A few days before attending last Friday’s Eric Clapton/Robert Cray show, I came across a timely TV broadcast of Taylor Hackford’s 1986 concert documentary, Chuck Berry: Hail! Hail! Rock ‘N’ Roll. Both Clapton and Cray are featured in it, the former performing the smokin’ slow blues, “Wee Wee Hours”, and the latter–besides joining the likes of Keith Richards in Berry’s backup band–taking the spotlight on “Brown Eyed Handsome Man”. Seeing that film was the perfect way to psych myself up for the gig, but it also made me determined to invest in the deluxe four-disc DVD released last June.
There goes next month’s Pilsner fund.
I’m pleased to report that the sterling performances by Clapton and Cray in Hackford’s killer doc were representative of what went down at GM Place. Cray’s six-song, 30-minute opening set was flawless, from the familiar “Phone Booth”, off his 1983 album Bad Influence (the title track of which Clapton covered three years later), to the lesser known “Twenty”, a heart-tugging tribute to young soldiers dying needlessly in a rich man’s war.
“Someone told you a lie,” sang Cray in his sweet-toned voice, “and they’re still tellin’ it.” Few electric bluesmen can surpass Cray’s playing when it comes to economy and emotion.

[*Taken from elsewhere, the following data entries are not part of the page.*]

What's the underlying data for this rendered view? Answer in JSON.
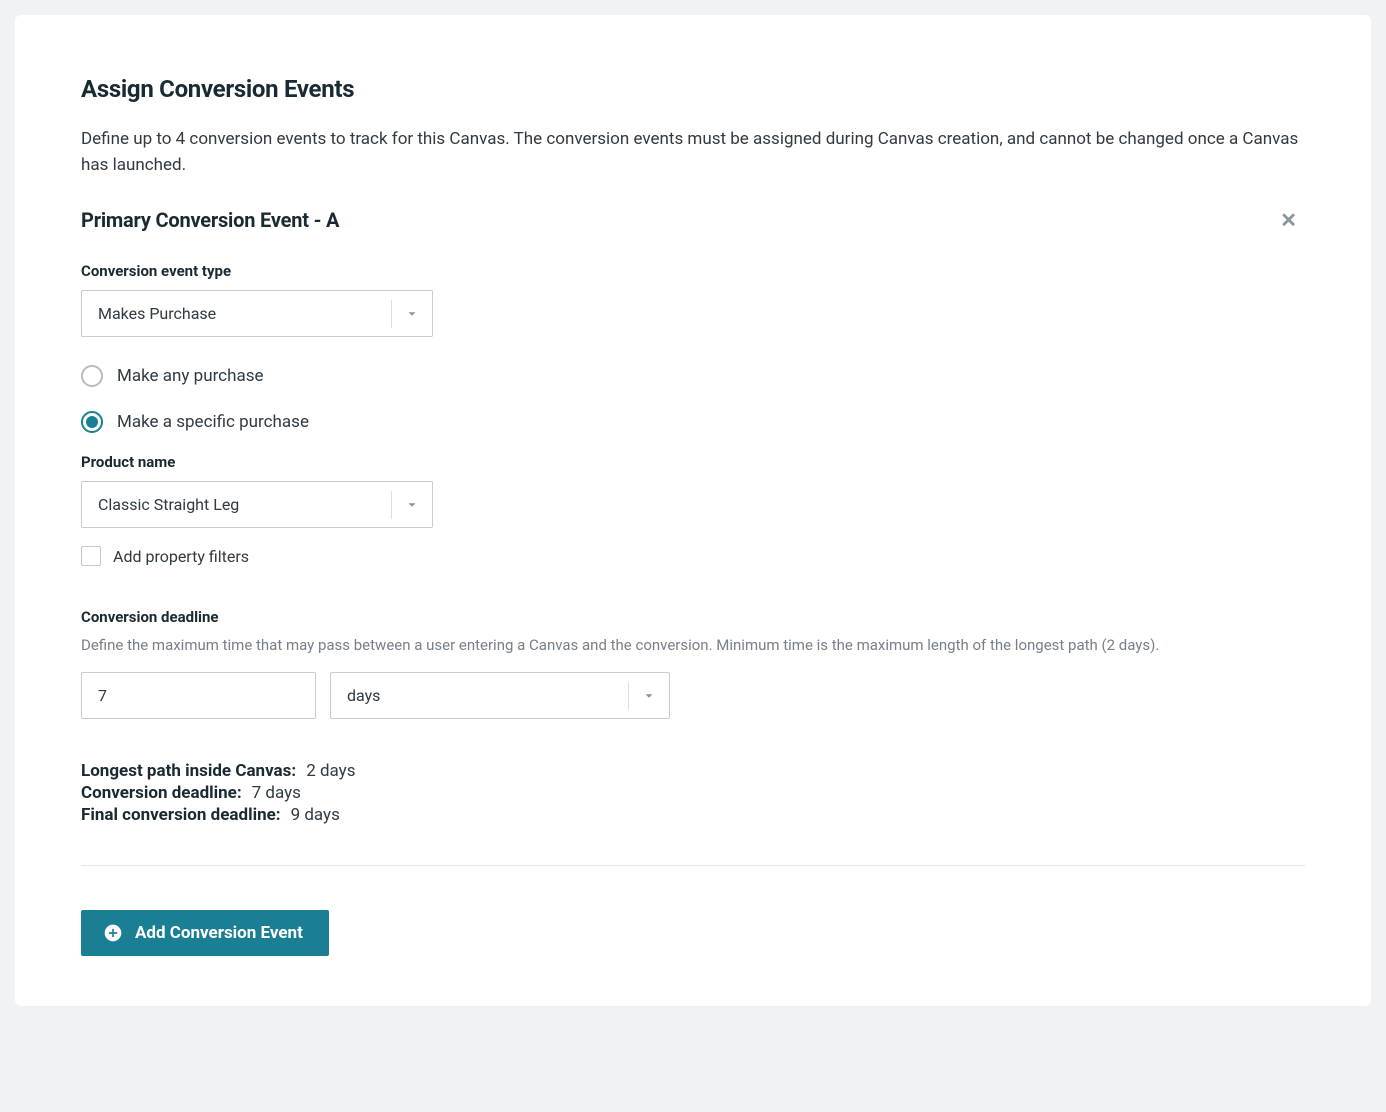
{
  "header": {
    "title": "Assign Conversion Events",
    "description": "Define up to 4 conversion events to track for this Canvas. The conversion events must be assigned during Canvas creation, and cannot be changed once a Canvas has launched."
  },
  "event": {
    "title": "Primary Conversion Event - A",
    "type_label": "Conversion event type",
    "type_value": "Makes Purchase",
    "radio_any": "Make any purchase",
    "radio_specific": "Make a specific purchase",
    "selected_radio": "specific",
    "product_label": "Product name",
    "product_value": "Classic Straight Leg",
    "filters_label": "Add property filters",
    "filters_checked": false
  },
  "deadline": {
    "label": "Conversion deadline",
    "help": "Define the maximum time that may pass between a user entering a Canvas and the conversion. Minimum time is the maximum length of the longest path (2 days).",
    "value": "7",
    "unit": "days"
  },
  "summary": {
    "longest_label": "Longest path inside Canvas:",
    "longest_value": "2 days",
    "deadline_label": "Conversion deadline:",
    "deadline_value": "7 days",
    "final_label": "Final conversion deadline:",
    "final_value": "9 days"
  },
  "actions": {
    "add_label": "Add Conversion Event"
  }
}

No wonder his choice of on-stage amp is Matchless. When Clapton’s band hit the stage and launched into the 1970 Derek and the Dominos stomper, “Tell the Truth”, I was disheartened to see that guitar wunderkind Derek Trucks wasn’t in the lineup, but all concerns about his absence were defused by the time Clapton and coguitarist Doyle Bramhall II began their fourth selection, Jimi Hendrix’s “Little Wing”.
The numerous guitar freaks in the crowd got their jollies as two cameras set up in front of the stage focused mostly on the two pickers, with close-ups of their fancy fretwork transmitted to video screens. Throughout the show, Clapton, despite his Slowhand moniker, proved the speedier player; 38-year-old Bramhall displayed more of a raw, edgy feel. He was the tastier of the two, actually.
After a sit-down acoustic segment, the familiar “diddle-oodle-oodle-ooo” riff from “Layla” signalled the arrival of that 1970 guitar opus. For the encore, Clapton chose the signature song he stole from J.J. Cale, “Cocaine”, but it’s been so long since I’ve done any of that shit (got any?) that I couldn’t remember if the tune was pro- or anti-nose candy. All I know is that I scored a serious buzz when the night ended with my fave Clapton staple, Robert Johnson’s “Crossroads”. Cray couldn’t stay backstage for that one, so he came out and sang the first verse, then took the second guitar solo. Sweeeet.